### EXERCISE MATERIAL
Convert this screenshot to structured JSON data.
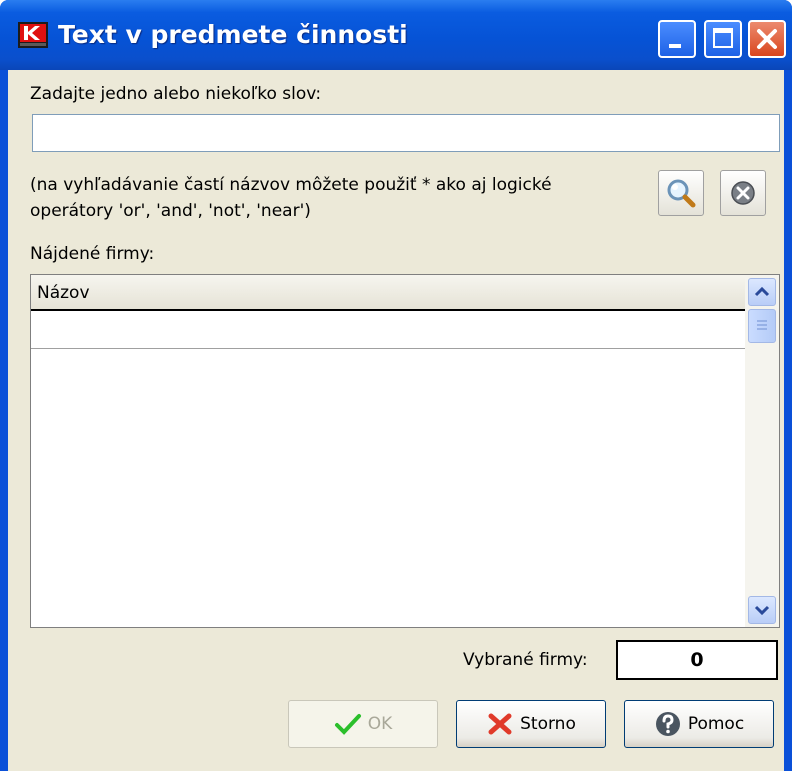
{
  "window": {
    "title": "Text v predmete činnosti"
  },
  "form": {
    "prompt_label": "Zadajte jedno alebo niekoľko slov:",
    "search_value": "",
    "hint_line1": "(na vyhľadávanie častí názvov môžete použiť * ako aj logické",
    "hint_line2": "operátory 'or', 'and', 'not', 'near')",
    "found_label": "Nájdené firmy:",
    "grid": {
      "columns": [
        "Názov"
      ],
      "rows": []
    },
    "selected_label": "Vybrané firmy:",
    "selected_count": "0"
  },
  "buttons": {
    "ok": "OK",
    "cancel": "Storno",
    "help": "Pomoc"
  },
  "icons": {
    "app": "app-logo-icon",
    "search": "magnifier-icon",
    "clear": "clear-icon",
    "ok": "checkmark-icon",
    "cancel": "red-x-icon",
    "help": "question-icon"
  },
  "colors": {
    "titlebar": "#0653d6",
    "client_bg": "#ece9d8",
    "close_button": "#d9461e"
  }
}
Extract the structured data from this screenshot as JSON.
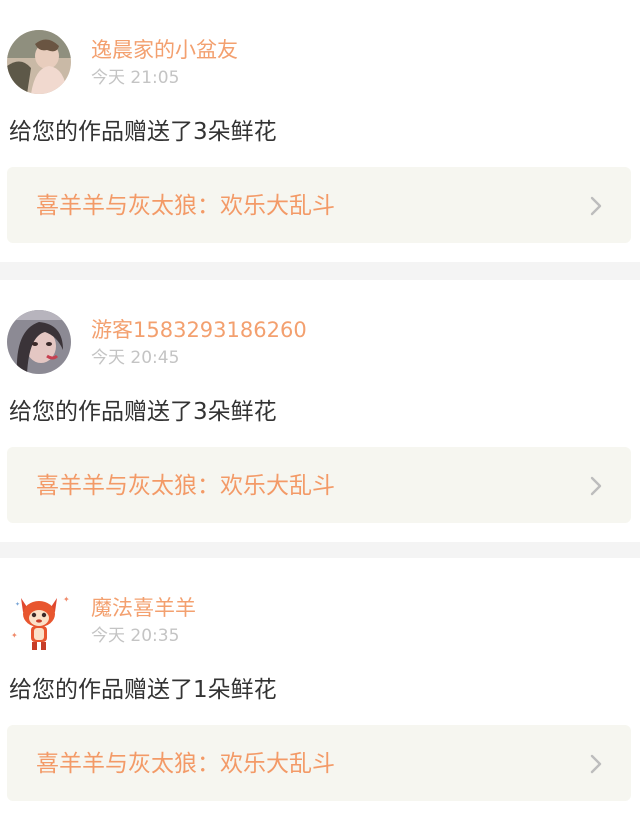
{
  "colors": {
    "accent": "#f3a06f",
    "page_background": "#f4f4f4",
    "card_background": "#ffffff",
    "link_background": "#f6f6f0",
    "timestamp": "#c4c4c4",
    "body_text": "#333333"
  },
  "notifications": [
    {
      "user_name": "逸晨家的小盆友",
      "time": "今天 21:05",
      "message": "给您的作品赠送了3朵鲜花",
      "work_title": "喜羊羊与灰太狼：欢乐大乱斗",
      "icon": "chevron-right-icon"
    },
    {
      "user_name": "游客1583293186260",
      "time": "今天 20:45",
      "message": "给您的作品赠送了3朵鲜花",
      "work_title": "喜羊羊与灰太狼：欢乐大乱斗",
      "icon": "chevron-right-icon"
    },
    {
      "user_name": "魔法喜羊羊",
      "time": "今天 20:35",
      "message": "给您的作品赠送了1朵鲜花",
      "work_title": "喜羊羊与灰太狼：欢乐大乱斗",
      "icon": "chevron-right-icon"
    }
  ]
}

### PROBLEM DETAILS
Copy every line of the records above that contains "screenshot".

### OUTPUT BELOW
Convert this screenshot to structured JSON data.
Extract the structured data from this screenshot as JSON.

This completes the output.